Required action. Would you restate all the entries exactly, leaving nothing out?

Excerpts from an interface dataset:
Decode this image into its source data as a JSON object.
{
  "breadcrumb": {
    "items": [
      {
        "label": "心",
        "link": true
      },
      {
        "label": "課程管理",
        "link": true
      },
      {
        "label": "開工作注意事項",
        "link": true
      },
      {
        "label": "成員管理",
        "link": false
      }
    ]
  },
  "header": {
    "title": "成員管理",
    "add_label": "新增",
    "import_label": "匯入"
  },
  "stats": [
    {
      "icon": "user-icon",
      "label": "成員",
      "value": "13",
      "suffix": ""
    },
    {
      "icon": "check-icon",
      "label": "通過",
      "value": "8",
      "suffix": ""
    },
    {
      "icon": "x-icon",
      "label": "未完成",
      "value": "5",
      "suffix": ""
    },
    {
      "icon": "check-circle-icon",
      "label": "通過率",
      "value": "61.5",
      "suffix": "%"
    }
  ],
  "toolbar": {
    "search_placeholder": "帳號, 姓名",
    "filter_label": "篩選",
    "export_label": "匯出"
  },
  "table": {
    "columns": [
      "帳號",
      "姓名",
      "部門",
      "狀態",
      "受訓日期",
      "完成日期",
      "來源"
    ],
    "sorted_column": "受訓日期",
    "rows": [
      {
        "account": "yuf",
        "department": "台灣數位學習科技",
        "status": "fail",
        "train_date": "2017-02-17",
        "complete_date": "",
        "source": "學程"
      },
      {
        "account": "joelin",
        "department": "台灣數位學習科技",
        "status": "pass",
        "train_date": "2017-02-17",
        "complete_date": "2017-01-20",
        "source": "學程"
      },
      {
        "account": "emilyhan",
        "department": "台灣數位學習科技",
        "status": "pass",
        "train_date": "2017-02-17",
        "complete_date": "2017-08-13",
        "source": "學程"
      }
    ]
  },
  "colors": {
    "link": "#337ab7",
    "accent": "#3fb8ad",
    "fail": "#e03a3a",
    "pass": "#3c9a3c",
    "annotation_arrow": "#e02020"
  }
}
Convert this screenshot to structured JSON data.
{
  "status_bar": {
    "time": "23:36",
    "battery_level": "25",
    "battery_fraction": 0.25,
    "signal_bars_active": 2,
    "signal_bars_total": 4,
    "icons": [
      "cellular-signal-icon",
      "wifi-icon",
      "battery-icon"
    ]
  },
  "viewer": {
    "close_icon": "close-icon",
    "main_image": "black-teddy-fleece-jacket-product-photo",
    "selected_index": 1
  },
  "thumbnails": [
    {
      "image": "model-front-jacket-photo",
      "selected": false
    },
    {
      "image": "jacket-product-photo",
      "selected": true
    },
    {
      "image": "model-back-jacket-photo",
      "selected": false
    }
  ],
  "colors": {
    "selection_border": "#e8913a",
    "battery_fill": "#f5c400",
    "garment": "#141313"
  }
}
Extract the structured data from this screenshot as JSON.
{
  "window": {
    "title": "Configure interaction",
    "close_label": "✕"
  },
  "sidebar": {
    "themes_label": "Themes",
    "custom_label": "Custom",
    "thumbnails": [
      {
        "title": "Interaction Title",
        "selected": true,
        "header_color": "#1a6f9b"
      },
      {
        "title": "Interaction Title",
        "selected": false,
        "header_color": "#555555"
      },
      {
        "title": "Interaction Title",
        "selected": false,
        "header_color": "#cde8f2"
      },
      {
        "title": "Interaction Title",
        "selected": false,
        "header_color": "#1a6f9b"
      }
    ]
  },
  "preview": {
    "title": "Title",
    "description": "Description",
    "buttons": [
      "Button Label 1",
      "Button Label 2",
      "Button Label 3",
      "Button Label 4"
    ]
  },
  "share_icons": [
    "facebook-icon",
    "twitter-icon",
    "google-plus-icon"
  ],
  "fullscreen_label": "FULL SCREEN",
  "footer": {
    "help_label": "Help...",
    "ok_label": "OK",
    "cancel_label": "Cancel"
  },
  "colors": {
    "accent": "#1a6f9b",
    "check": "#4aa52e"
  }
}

Task output.
Decode this image into its source data as a JSON object.
{
  "breadcrumb": {
    "items": [
      {
        "label": "心",
        "link": true
      },
      {
        "label": "課程管理",
        "link": true
      },
      {
        "label": "開工作注意事項",
        "link": true
      },
      {
        "label": "成員管理",
        "link": false
      }
    ]
  },
  "header": {
    "title": "成員管理",
    "add_label": "新增",
    "import_label": "匯入"
  },
  "stats": [
    {
      "icon": "user-icon",
      "label": "成員",
      "value": "13",
      "suffix": ""
    },
    {
      "icon": "check-icon",
      "label": "通過",
      "value": "8",
      "suffix": ""
    },
    {
      "icon": "x-icon",
      "label": "未完成",
      "value": "5",
      "suffix": ""
    },
    {
      "icon": "check-circle-icon",
      "label": "通過率",
      "value": "61.5",
      "suffix": "%"
    }
  ],
  "toolbar": {
    "search_placeholder": "帳號, 姓名",
    "filter_label": "篩選",
    "export_label": "匯出"
  },
  "table": {
    "columns": [
      "帳號",
      "姓名",
      "部門",
      "狀態",
      "受訓日期",
      "完成日期",
      "來源"
    ],
    "sorted_column": "受訓日期",
    "rows": [
      {
        "account": "yuf",
        "department": "台灣數位學習科技",
        "status": "fail",
        "train_date": "2017-02-17",
        "complete_date": "",
        "source": "學程"
      },
      {
        "account": "joelin",
        "department": "台灣數位學習科技",
        "status": "pass",
        "train_date": "2017-02-17",
        "complete_date": "2017-01-20",
        "source": "學程"
      },
      {
        "account": "emilyhan",
        "department": "台灣數位學習科技",
        "status": "pass",
        "train_date": "2017-02-17",
        "complete_date": "2017-08-13",
        "source": "學程"
      }
    ]
  },
  "colors": {
    "link": "#337ab7",
    "accent": "#3fb8ad",
    "fail": "#e03a3a",
    "pass": "#3c9a3c",
    "annotation_arrow": "#e02020"
  }
}
Convert this screenshot to structured JSON data.
{
  "status_bar": {
    "time": "23:36",
    "battery_level": "25",
    "battery_fraction": 0.25,
    "signal_bars_active": 2,
    "signal_bars_total": 4,
    "icons": [
      "cellular-signal-icon",
      "wifi-icon",
      "battery-icon"
    ]
  },
  "viewer": {
    "close_icon": "close-icon",
    "main_image": "black-teddy-fleece-jacket-product-photo",
    "selected_index": 1
  },
  "thumbnails": [
    {
      "image": "model-front-jacket-photo",
      "selected": false
    },
    {
      "image": "jacket-product-photo",
      "selected": true
    },
    {
      "image": "model-back-jacket-photo",
      "selected": false
    }
  ],
  "colors": {
    "selection_border": "#e8913a",
    "battery_fill": "#f5c400",
    "garment": "#141313"
  }
}
Extract the structured data from this screenshot as JSON.
{
  "window": {
    "title": "Configure interaction",
    "close_label": "✕"
  },
  "sidebar": {
    "themes_label": "Themes",
    "custom_label": "Custom",
    "thumbnails": [
      {
        "title": "Interaction Title",
        "selected": true,
        "header_color": "#1a6f9b"
      },
      {
        "title": "Interaction Title",
        "selected": false,
        "header_color": "#555555"
      },
      {
        "title": "Interaction Title",
        "selected": false,
        "header_color": "#cde8f2"
      },
      {
        "title": "Interaction Title",
        "selected": false,
        "header_color": "#1a6f9b"
      }
    ]
  },
  "preview": {
    "title": "Title",
    "description": "Description",
    "buttons": [
      "Button Label 1",
      "Button Label 2",
      "Button Label 3",
      "Button Label 4"
    ]
  },
  "share_icons": [
    "facebook-icon",
    "twitter-icon",
    "google-plus-icon"
  ],
  "fullscreen_label": "FULL SCREEN",
  "footer": {
    "help_label": "Help...",
    "ok_label": "OK",
    "cancel_label": "Cancel"
  },
  "colors": {
    "accent": "#1a6f9b",
    "check": "#4aa52e"
  }
}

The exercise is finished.